● The problem
Go through the listing and copy each line with the string "Cerca".

==== Record excerpts

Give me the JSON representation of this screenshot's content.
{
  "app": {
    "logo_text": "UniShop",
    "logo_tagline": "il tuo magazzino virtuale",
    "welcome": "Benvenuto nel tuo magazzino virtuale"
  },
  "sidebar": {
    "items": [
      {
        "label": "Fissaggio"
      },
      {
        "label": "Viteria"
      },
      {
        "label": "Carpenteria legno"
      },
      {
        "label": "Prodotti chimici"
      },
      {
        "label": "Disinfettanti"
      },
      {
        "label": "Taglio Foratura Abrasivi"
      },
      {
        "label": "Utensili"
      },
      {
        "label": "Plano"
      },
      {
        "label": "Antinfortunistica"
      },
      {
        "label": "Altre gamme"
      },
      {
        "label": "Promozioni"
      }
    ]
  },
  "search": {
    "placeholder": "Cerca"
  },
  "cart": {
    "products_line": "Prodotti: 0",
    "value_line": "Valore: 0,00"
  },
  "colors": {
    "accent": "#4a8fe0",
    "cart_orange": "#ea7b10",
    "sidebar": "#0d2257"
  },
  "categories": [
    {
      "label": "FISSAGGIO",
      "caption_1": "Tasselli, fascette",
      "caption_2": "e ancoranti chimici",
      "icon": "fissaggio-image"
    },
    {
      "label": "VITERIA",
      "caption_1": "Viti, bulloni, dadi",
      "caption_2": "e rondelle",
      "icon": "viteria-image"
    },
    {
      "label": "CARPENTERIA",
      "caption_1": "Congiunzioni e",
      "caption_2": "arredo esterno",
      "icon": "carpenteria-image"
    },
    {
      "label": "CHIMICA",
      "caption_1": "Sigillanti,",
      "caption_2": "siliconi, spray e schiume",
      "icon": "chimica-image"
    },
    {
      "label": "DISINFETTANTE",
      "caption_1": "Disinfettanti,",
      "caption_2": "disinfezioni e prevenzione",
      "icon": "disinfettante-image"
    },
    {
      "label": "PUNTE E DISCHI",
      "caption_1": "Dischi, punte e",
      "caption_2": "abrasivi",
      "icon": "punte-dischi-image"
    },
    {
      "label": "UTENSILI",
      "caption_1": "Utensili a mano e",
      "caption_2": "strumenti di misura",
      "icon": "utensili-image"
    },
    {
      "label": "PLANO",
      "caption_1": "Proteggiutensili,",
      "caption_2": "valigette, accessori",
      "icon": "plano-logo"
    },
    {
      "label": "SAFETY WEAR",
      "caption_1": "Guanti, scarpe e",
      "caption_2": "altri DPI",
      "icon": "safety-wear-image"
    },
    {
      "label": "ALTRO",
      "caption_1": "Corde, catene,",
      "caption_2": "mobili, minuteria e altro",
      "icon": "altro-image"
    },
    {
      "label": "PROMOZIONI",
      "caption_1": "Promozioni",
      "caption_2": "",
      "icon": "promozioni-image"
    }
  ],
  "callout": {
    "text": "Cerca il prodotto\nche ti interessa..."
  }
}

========

● Answer to this task
    "placeholder": "Cerca"
    "text": "Cerca il prodotto\nche ti interessa..."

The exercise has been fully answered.